After both women announced yesterday that they would not and instead run as independents, Green party leader Elizabeth May openly expressed dismay for their decisions.
“I honestly think they’ve made a mistake,” May told CTV News. “I hope they get re-elected as independents.”
On CBC’s Early Edition, host Stephen Quinn asked Wilson-Raybould about how she intends to handle a number of issues as a member of Parliament who’s no longer beholden to the Liberals. For example, what does she think about Trudeau’s decision to purchase the Trans Mountain pipeline and his government pledging billions of dollars for an expansion that will see the pipeline carry more diluted bitumen from Alberta to a port in Burnaby?
“This is an issue of concern to the people in Vancouver-Granville and throughout the Lower Mainland, as it should be,” Wilson-Raybould replied. “We have to ensure we hold the government accountable around actually recognizing the jurisdiction and rights of Indigenous peoples and setting a framework where any project in the territory recognizes those rights. I don't think that we've done or that the government has done enough.”
Wilson-Raybould expressed no regrets for how she handled the SNC-Lavalin affair that resulted in her expulsion from the Liberal caucus.
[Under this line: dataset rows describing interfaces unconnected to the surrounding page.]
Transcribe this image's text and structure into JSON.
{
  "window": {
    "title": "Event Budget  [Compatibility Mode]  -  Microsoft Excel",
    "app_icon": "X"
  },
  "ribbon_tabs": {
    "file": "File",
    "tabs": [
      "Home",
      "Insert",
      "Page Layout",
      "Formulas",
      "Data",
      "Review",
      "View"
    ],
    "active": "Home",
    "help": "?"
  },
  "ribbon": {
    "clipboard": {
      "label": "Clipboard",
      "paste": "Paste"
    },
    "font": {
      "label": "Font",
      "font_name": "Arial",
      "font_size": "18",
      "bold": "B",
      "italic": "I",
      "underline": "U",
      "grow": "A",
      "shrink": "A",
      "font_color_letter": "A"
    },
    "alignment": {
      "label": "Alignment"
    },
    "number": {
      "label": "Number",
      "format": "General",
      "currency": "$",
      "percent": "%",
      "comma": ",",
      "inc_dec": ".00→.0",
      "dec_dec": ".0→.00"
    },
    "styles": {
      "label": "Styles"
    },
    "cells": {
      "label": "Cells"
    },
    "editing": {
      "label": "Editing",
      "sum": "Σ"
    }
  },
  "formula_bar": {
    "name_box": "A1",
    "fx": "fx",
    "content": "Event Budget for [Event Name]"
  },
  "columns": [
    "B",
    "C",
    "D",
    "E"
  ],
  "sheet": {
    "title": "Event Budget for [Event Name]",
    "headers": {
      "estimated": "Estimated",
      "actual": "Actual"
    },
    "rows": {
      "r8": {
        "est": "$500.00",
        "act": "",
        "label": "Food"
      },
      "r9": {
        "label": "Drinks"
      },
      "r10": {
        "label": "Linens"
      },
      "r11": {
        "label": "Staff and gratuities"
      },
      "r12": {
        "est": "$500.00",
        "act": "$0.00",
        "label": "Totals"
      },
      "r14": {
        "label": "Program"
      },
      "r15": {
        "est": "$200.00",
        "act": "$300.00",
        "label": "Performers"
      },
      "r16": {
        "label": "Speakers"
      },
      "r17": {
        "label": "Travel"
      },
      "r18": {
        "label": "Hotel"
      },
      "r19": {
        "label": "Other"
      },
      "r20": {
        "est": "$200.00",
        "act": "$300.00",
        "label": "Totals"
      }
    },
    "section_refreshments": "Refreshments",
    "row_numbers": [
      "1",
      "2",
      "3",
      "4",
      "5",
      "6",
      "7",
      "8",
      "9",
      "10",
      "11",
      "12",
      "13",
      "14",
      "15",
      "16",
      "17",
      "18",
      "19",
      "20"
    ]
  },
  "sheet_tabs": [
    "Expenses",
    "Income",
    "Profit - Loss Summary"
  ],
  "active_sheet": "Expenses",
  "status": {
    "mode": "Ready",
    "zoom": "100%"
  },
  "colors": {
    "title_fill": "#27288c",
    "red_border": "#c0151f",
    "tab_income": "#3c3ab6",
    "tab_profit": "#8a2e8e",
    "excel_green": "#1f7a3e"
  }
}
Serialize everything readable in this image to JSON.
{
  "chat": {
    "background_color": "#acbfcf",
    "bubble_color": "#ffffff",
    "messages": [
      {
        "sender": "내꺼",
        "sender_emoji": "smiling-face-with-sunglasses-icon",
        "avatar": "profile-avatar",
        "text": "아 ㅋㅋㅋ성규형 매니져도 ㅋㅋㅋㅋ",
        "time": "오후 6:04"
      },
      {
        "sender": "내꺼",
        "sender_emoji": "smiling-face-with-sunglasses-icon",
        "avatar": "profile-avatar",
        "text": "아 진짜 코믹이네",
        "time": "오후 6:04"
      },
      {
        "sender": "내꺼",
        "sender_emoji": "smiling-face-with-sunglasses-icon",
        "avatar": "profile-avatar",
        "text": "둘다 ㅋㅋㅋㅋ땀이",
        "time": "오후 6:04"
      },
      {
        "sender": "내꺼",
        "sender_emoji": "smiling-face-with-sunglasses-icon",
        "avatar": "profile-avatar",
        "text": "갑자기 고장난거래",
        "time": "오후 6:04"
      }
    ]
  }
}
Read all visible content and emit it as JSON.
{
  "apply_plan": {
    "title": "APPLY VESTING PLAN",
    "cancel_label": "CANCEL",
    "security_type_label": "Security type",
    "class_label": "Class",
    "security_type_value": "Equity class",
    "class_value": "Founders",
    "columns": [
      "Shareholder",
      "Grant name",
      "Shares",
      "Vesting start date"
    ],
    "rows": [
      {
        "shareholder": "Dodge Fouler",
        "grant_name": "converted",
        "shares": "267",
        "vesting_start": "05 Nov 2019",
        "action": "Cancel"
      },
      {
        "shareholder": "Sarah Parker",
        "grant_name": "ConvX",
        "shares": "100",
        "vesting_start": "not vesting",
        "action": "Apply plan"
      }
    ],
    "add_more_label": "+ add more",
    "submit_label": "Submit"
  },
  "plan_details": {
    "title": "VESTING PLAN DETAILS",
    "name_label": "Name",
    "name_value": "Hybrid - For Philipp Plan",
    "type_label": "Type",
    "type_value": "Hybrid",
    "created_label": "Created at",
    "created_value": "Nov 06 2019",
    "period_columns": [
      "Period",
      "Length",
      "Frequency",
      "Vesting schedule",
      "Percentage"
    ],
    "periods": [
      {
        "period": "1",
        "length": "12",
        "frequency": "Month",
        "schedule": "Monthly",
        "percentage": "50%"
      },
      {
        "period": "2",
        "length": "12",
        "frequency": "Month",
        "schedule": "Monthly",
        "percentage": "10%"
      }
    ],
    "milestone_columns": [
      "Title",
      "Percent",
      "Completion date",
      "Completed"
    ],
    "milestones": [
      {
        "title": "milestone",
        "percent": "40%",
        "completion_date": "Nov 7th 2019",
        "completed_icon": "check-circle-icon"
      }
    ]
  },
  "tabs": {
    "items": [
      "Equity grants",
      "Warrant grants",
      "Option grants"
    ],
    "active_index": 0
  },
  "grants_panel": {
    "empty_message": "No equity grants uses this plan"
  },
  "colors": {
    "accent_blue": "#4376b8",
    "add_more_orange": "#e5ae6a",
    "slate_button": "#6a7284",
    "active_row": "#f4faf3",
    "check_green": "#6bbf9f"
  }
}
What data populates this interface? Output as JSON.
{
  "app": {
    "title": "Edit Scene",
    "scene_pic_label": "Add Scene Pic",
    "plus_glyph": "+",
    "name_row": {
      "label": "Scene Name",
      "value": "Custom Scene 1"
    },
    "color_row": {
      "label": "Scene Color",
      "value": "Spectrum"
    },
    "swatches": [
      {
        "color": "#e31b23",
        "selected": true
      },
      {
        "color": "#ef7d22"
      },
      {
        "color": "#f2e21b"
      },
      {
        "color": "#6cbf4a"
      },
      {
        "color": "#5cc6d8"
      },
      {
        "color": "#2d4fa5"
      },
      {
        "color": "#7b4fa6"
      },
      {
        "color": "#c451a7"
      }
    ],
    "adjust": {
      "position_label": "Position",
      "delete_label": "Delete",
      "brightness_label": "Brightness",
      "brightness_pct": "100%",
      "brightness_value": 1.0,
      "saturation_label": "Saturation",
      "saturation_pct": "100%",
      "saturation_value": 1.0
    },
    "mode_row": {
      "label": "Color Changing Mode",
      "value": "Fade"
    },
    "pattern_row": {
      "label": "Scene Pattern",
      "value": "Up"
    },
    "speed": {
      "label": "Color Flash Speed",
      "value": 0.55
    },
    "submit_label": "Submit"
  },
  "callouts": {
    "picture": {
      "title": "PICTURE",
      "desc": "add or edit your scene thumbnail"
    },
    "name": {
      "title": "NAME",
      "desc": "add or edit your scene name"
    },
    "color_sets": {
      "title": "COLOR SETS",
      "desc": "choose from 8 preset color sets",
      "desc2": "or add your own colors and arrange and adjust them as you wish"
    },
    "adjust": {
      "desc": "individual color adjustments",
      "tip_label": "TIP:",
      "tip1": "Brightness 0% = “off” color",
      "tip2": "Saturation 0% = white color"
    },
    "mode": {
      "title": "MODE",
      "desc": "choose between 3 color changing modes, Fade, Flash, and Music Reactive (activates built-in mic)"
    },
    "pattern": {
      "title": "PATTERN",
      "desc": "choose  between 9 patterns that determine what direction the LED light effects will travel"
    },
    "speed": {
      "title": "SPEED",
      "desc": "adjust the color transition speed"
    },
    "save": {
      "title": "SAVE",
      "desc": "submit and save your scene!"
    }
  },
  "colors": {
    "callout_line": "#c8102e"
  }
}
“I feel very comfortable with what I provided on the SNC matter,” she said. “I feel comfortable with the position and the approach that I took as the attorney general in ensuring that I upheld the independence of the public prosecutor.”